It must be exceedingly frustrating for ministers and civil servants that every attempt that the Government makes to simplify the UK’s benefits system results in increasing complexity. Take the example of Universal Credit: One of its aims is to ensure that payments will be permanently accurate because based on real-time information about wages being passed seamlessly from employers to Her Majesty’s Revenue and Customs and then on to the Department for Work and Pensions, thus alleviating claimants of the need to declare changes in earnings. Some unfortunate facts are getting in the way of this plan: that individuals have short-lived and/or multiple employments; that households are far from simple or stable ( – this is important because the household is the claimant unit for Universal Credit, but the individual is paid wages and pays Income Tax); that computers cannot cope with complexity; and that the relationship between Universal Credit and other benefits is rather complicated, particularly in relation to the new localised Council Tax Support Scheme. A public domain National Audit Office report catalogues a long list of problems:
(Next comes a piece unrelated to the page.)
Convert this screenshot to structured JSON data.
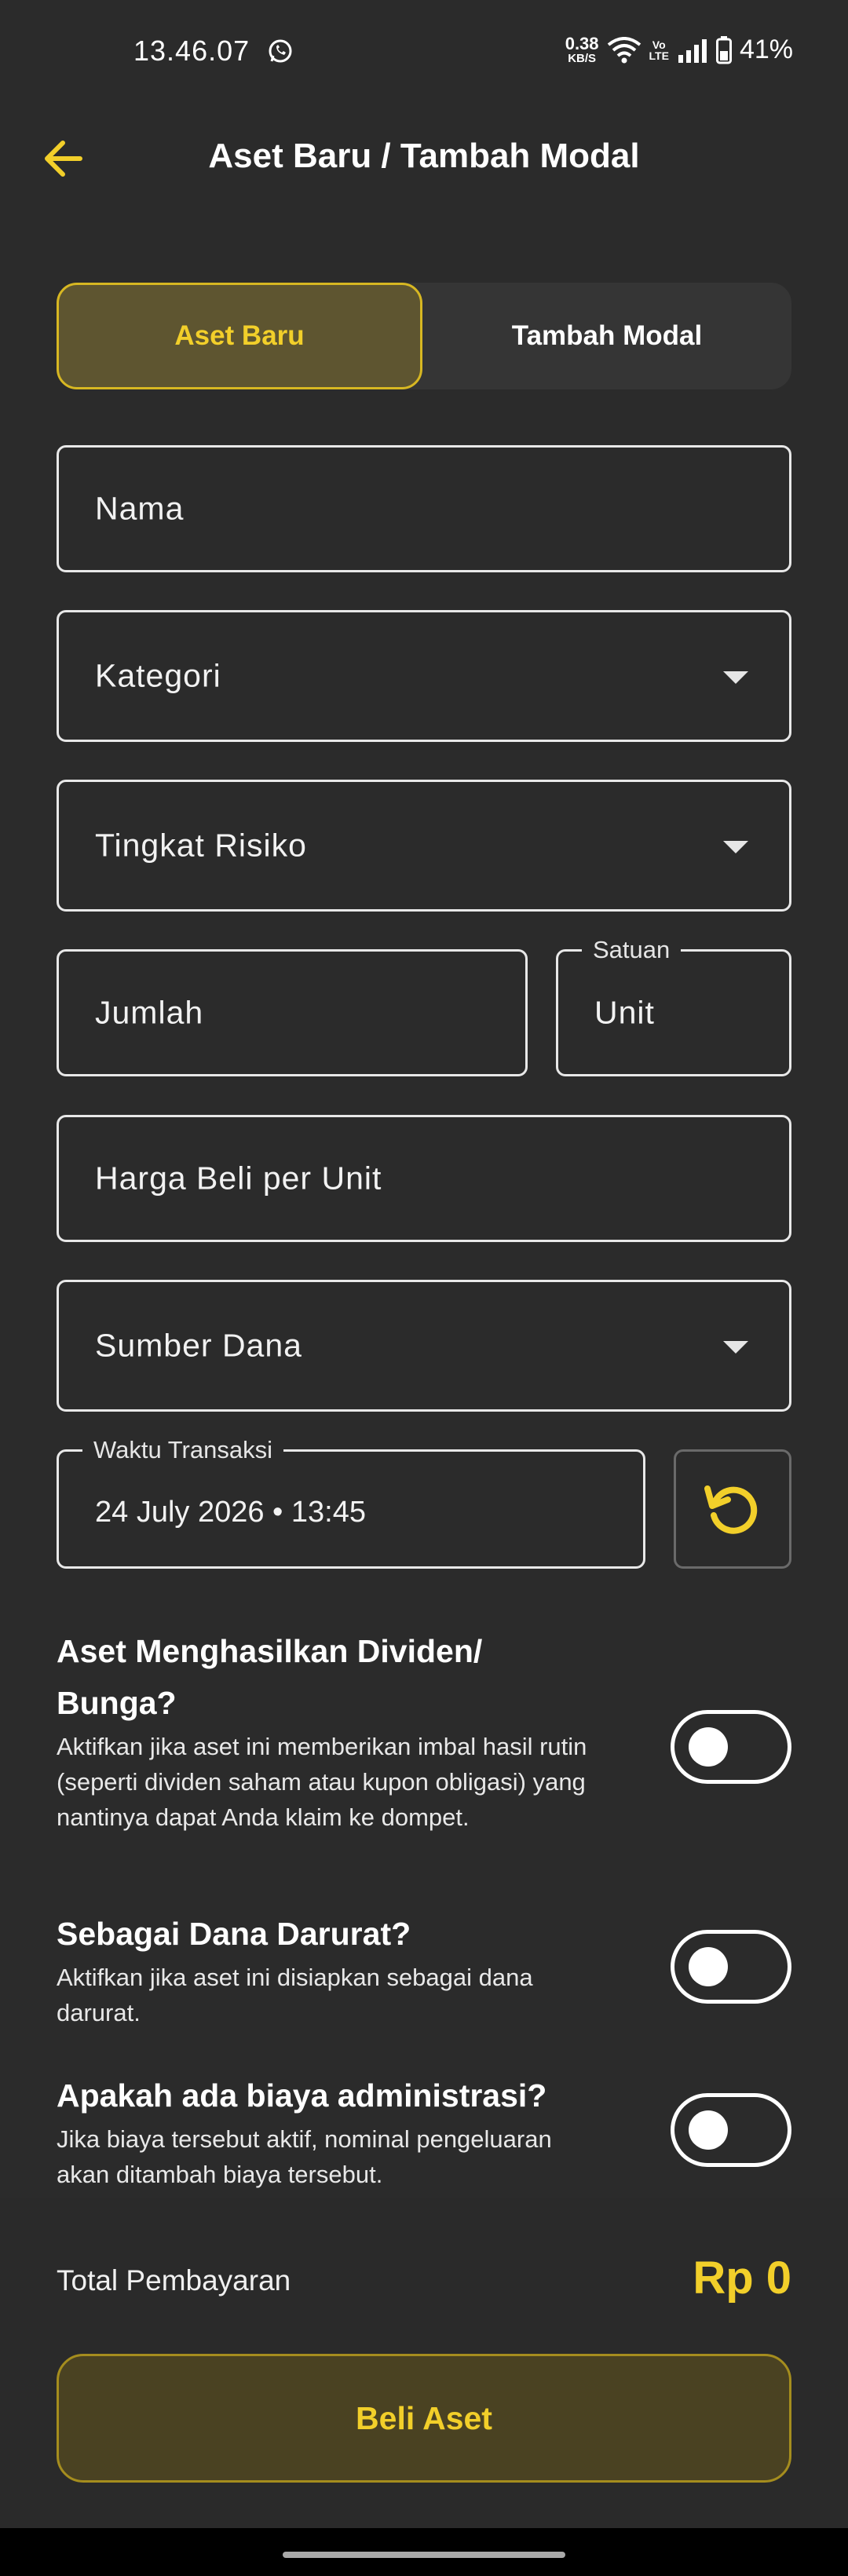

The Department does not yet know to what extent its new IT systems will support national roll-out. … It is unlikely that Universal Credit will be as simple or cheap to administer as originally intended. Delays to roll-out will reduce the expected benefits of reform … Throughout the programme the Department has lacked a detailed view of how Universal Credit is meant to work. The Department was warned repeatedly about the lack of a detailed ‘blueprint’, ‘architecture’ or ‘target operating model’ for Universal Credit. Over the course of 2011 and the first half of 2012, the Department made some progress but did not address these concerns as expected. By mid-2012, this meant that the Department could not agree what security it needed to protect claimant transactions and was unclear about how Universal Credit would integrate with other programmes. These concerns culminated, in October 2012, in the Cabinet Office rejecting the Department’s proposed IT hardware and networks. [note]www.nao.org.uk/report/universal-credit-early-progress/ pp 7-8[/note]
A leaked DWP document reported in The Guardian shows that there might be options for rescuing Universal Credit, but that only
25,000 people – just 0.2% of all benefit recipients – will be transferred on to the programme by the next general election, whichever route is taken. … Duncan Smith has repeatedly maintained that [U]niversal [C]redit will be delivered on time and on budget but, according to sources close to the project, senior civil servants have raised concerns in the past few weeks that the 2017 deadline for getting millions of people on to the programme is now unrealistic because IT systems are not working as expected and design flaws are too numerous. [note]’Work and pensions secretary Iain Duncan Smith is understood to prefer the plan to improve the existing universal credit system’, The Guardian, Thursday 31st October 2013[/note]
An unintended consequence of attempting to simplify means-tested benefits would appear to be an increase complexity.
As research by the Institute for Public Policy Research for the Joseph Rowntree Foundation has found, a particularly important unintended consequence of Universal Credit is that
an enormous number of workless partners (the DWP estimates around 900,000) will find they lose money if they move into work, because of the speed at which the benefits they are claiming under Universal Credit will be withdrawn. [note]www.ippr.org/articles/56/11507/to-tackle-in-work-poverty-start-with-second-earners[/note]
The IPPR suggests that
the government should introduce a second earner disregard alongside Universal Credit, which would allow workless partners to keep some of their extra income from work, up to a specified amount. [note]www.ippr.org/articles/56/11507/to-tackle-in-work-poverty-start-with-second-earners[/note]
But surely this would add yet another complexity to an already complex system. Means-tested benefits are inherently complicated, and to add new disregards can only make the situation worse, unless of course earnings disregards are 100%: that is, however much an individual or a household earns benefits will not be withdrawn. To apply such a provision only to current means-tested benefit claimants would of course be exceedingly unjust, because they would continue to receive their benefits at the same time as their taxed earnings, and those who had not been receiving benefits would receive only their taxed earnings. The only fair solution to the dilemma would be a nonwithdrawable payment to every individual: a Citizen’s Income. Provided a genuine Citizen’s Income were to be paid, complexity would be impossible, and ministers and civil servants would find their lives to be a great deal easier.